» **What needs to be done**:
Could you repeat the listing below exactly while leaving its pictures behind?

» **Available data**:
※
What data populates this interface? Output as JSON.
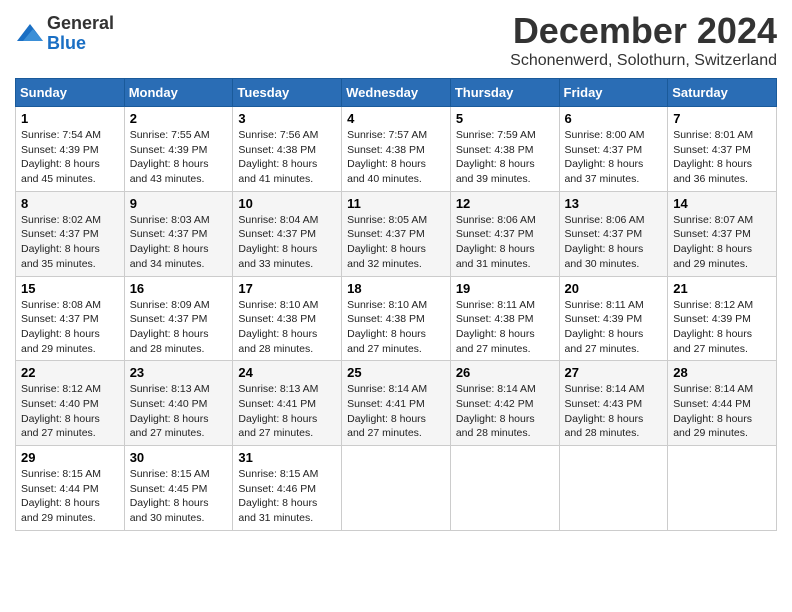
{
  "header": {
    "logo_general": "General",
    "logo_blue": "Blue",
    "month": "December 2024",
    "location": "Schonenwerd, Solothurn, Switzerland"
  },
  "weekdays": [
    "Sunday",
    "Monday",
    "Tuesday",
    "Wednesday",
    "Thursday",
    "Friday",
    "Saturday"
  ],
  "weeks": [
    [
      {
        "day": "1",
        "sunrise": "7:54 AM",
        "sunset": "4:39 PM",
        "daylight": "8 hours and 45 minutes."
      },
      {
        "day": "2",
        "sunrise": "7:55 AM",
        "sunset": "4:39 PM",
        "daylight": "8 hours and 43 minutes."
      },
      {
        "day": "3",
        "sunrise": "7:56 AM",
        "sunset": "4:38 PM",
        "daylight": "8 hours and 41 minutes."
      },
      {
        "day": "4",
        "sunrise": "7:57 AM",
        "sunset": "4:38 PM",
        "daylight": "8 hours and 40 minutes."
      },
      {
        "day": "5",
        "sunrise": "7:59 AM",
        "sunset": "4:38 PM",
        "daylight": "8 hours and 39 minutes."
      },
      {
        "day": "6",
        "sunrise": "8:00 AM",
        "sunset": "4:37 PM",
        "daylight": "8 hours and 37 minutes."
      },
      {
        "day": "7",
        "sunrise": "8:01 AM",
        "sunset": "4:37 PM",
        "daylight": "8 hours and 36 minutes."
      }
    ],
    [
      {
        "day": "8",
        "sunrise": "8:02 AM",
        "sunset": "4:37 PM",
        "daylight": "8 hours and 35 minutes."
      },
      {
        "day": "9",
        "sunrise": "8:03 AM",
        "sunset": "4:37 PM",
        "daylight": "8 hours and 34 minutes."
      },
      {
        "day": "10",
        "sunrise": "8:04 AM",
        "sunset": "4:37 PM",
        "daylight": "8 hours and 33 minutes."
      },
      {
        "day": "11",
        "sunrise": "8:05 AM",
        "sunset": "4:37 PM",
        "daylight": "8 hours and 32 minutes."
      },
      {
        "day": "12",
        "sunrise": "8:06 AM",
        "sunset": "4:37 PM",
        "daylight": "8 hours and 31 minutes."
      },
      {
        "day": "13",
        "sunrise": "8:06 AM",
        "sunset": "4:37 PM",
        "daylight": "8 hours and 30 minutes."
      },
      {
        "day": "14",
        "sunrise": "8:07 AM",
        "sunset": "4:37 PM",
        "daylight": "8 hours and 29 minutes."
      }
    ],
    [
      {
        "day": "15",
        "sunrise": "8:08 AM",
        "sunset": "4:37 PM",
        "daylight": "8 hours and 29 minutes."
      },
      {
        "day": "16",
        "sunrise": "8:09 AM",
        "sunset": "4:37 PM",
        "daylight": "8 hours and 28 minutes."
      },
      {
        "day": "17",
        "sunrise": "8:10 AM",
        "sunset": "4:38 PM",
        "daylight": "8 hours and 28 minutes."
      },
      {
        "day": "18",
        "sunrise": "8:10 AM",
        "sunset": "4:38 PM",
        "daylight": "8 hours and 27 minutes."
      },
      {
        "day": "19",
        "sunrise": "8:11 AM",
        "sunset": "4:38 PM",
        "daylight": "8 hours and 27 minutes."
      },
      {
        "day": "20",
        "sunrise": "8:11 AM",
        "sunset": "4:39 PM",
        "daylight": "8 hours and 27 minutes."
      },
      {
        "day": "21",
        "sunrise": "8:12 AM",
        "sunset": "4:39 PM",
        "daylight": "8 hours and 27 minutes."
      }
    ],
    [
      {
        "day": "22",
        "sunrise": "8:12 AM",
        "sunset": "4:40 PM",
        "daylight": "8 hours and 27 minutes."
      },
      {
        "day": "23",
        "sunrise": "8:13 AM",
        "sunset": "4:40 PM",
        "daylight": "8 hours and 27 minutes."
      },
      {
        "day": "24",
        "sunrise": "8:13 AM",
        "sunset": "4:41 PM",
        "daylight": "8 hours and 27 minutes."
      },
      {
        "day": "25",
        "sunrise": "8:14 AM",
        "sunset": "4:41 PM",
        "daylight": "8 hours and 27 minutes."
      },
      {
        "day": "26",
        "sunrise": "8:14 AM",
        "sunset": "4:42 PM",
        "daylight": "8 hours and 28 minutes."
      },
      {
        "day": "27",
        "sunrise": "8:14 AM",
        "sunset": "4:43 PM",
        "daylight": "8 hours and 28 minutes."
      },
      {
        "day": "28",
        "sunrise": "8:14 AM",
        "sunset": "4:44 PM",
        "daylight": "8 hours and 29 minutes."
      }
    ],
    [
      {
        "day": "29",
        "sunrise": "8:15 AM",
        "sunset": "4:44 PM",
        "daylight": "8 hours and 29 minutes."
      },
      {
        "day": "30",
        "sunrise": "8:15 AM",
        "sunset": "4:45 PM",
        "daylight": "8 hours and 30 minutes."
      },
      {
        "day": "31",
        "sunrise": "8:15 AM",
        "sunset": "4:46 PM",
        "daylight": "8 hours and 31 minutes."
      },
      null,
      null,
      null,
      null
    ]
  ],
  "labels": {
    "sunrise": "Sunrise: ",
    "sunset": "Sunset: ",
    "daylight": "Daylight: "
  }
}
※
» **Exercise result**:
What data populates this interface? Output as JSON.
{
  "header": {
    "logo_general": "General",
    "logo_blue": "Blue",
    "month": "December 2024",
    "location": "Schonenwerd, Solothurn, Switzerland"
  },
  "weekdays": [
    "Sunday",
    "Monday",
    "Tuesday",
    "Wednesday",
    "Thursday",
    "Friday",
    "Saturday"
  ],
  "weeks": [
    [
      {
        "day": "1",
        "sunrise": "7:54 AM",
        "sunset": "4:39 PM",
        "daylight": "8 hours and 45 minutes."
      },
      {
        "day": "2",
        "sunrise": "7:55 AM",
        "sunset": "4:39 PM",
        "daylight": "8 hours and 43 minutes."
      },
      {
        "day": "3",
        "sunrise": "7:56 AM",
        "sunset": "4:38 PM",
        "daylight": "8 hours and 41 minutes."
      },
      {
        "day": "4",
        "sunrise": "7:57 AM",
        "sunset": "4:38 PM",
        "daylight": "8 hours and 40 minutes."
      },
      {
        "day": "5",
        "sunrise": "7:59 AM",
        "sunset": "4:38 PM",
        "daylight": "8 hours and 39 minutes."
      },
      {
        "day": "6",
        "sunrise": "8:00 AM",
        "sunset": "4:37 PM",
        "daylight": "8 hours and 37 minutes."
      },
      {
        "day": "7",
        "sunrise": "8:01 AM",
        "sunset": "4:37 PM",
        "daylight": "8 hours and 36 minutes."
      }
    ],
    [
      {
        "day": "8",
        "sunrise": "8:02 AM",
        "sunset": "4:37 PM",
        "daylight": "8 hours and 35 minutes."
      },
      {
        "day": "9",
        "sunrise": "8:03 AM",
        "sunset": "4:37 PM",
        "daylight": "8 hours and 34 minutes."
      },
      {
        "day": "10",
        "sunrise": "8:04 AM",
        "sunset": "4:37 PM",
        "daylight": "8 hours and 33 minutes."
      },
      {
        "day": "11",
        "sunrise": "8:05 AM",
        "sunset": "4:37 PM",
        "daylight": "8 hours and 32 minutes."
      },
      {
        "day": "12",
        "sunrise": "8:06 AM",
        "sunset": "4:37 PM",
        "daylight": "8 hours and 31 minutes."
      },
      {
        "day": "13",
        "sunrise": "8:06 AM",
        "sunset": "4:37 PM",
        "daylight": "8 hours and 30 minutes."
      },
      {
        "day": "14",
        "sunrise": "8:07 AM",
        "sunset": "4:37 PM",
        "daylight": "8 hours and 29 minutes."
      }
    ],
    [
      {
        "day": "15",
        "sunrise": "8:08 AM",
        "sunset": "4:37 PM",
        "daylight": "8 hours and 29 minutes."
      },
      {
        "day": "16",
        "sunrise": "8:09 AM",
        "sunset": "4:37 PM",
        "daylight": "8 hours and 28 minutes."
      },
      {
        "day": "17",
        "sunrise": "8:10 AM",
        "sunset": "4:38 PM",
        "daylight": "8 hours and 28 minutes."
      },
      {
        "day": "18",
        "sunrise": "8:10 AM",
        "sunset": "4:38 PM",
        "daylight": "8 hours and 27 minutes."
      },
      {
        "day": "19",
        "sunrise": "8:11 AM",
        "sunset": "4:38 PM",
        "daylight": "8 hours and 27 minutes."
      },
      {
        "day": "20",
        "sunrise": "8:11 AM",
        "sunset": "4:39 PM",
        "daylight": "8 hours and 27 minutes."
      },
      {
        "day": "21",
        "sunrise": "8:12 AM",
        "sunset": "4:39 PM",
        "daylight": "8 hours and 27 minutes."
      }
    ],
    [
      {
        "day": "22",
        "sunrise": "8:12 AM",
        "sunset": "4:40 PM",
        "daylight": "8 hours and 27 minutes."
      },
      {
        "day": "23",
        "sunrise": "8:13 AM",
        "sunset": "4:40 PM",
        "daylight": "8 hours and 27 minutes."
      },
      {
        "day": "24",
        "sunrise": "8:13 AM",
        "sunset": "4:41 PM",
        "daylight": "8 hours and 27 minutes."
      },
      {
        "day": "25",
        "sunrise": "8:14 AM",
        "sunset": "4:41 PM",
        "daylight": "8 hours and 27 minutes."
      },
      {
        "day": "26",
        "sunrise": "8:14 AM",
        "sunset": "4:42 PM",
        "daylight": "8 hours and 28 minutes."
      },
      {
        "day": "27",
        "sunrise": "8:14 AM",
        "sunset": "4:43 PM",
        "daylight": "8 hours and 28 minutes."
      },
      {
        "day": "28",
        "sunrise": "8:14 AM",
        "sunset": "4:44 PM",
        "daylight": "8 hours and 29 minutes."
      }
    ],
    [
      {
        "day": "29",
        "sunrise": "8:15 AM",
        "sunset": "4:44 PM",
        "daylight": "8 hours and 29 minutes."
      },
      {
        "day": "30",
        "sunrise": "8:15 AM",
        "sunset": "4:45 PM",
        "daylight": "8 hours and 30 minutes."
      },
      {
        "day": "31",
        "sunrise": "8:15 AM",
        "sunset": "4:46 PM",
        "daylight": "8 hours and 31 minutes."
      },
      null,
      null,
      null,
      null
    ]
  ],
  "labels": {
    "sunrise": "Sunrise: ",
    "sunset": "Sunset: ",
    "daylight": "Daylight: "
  }
}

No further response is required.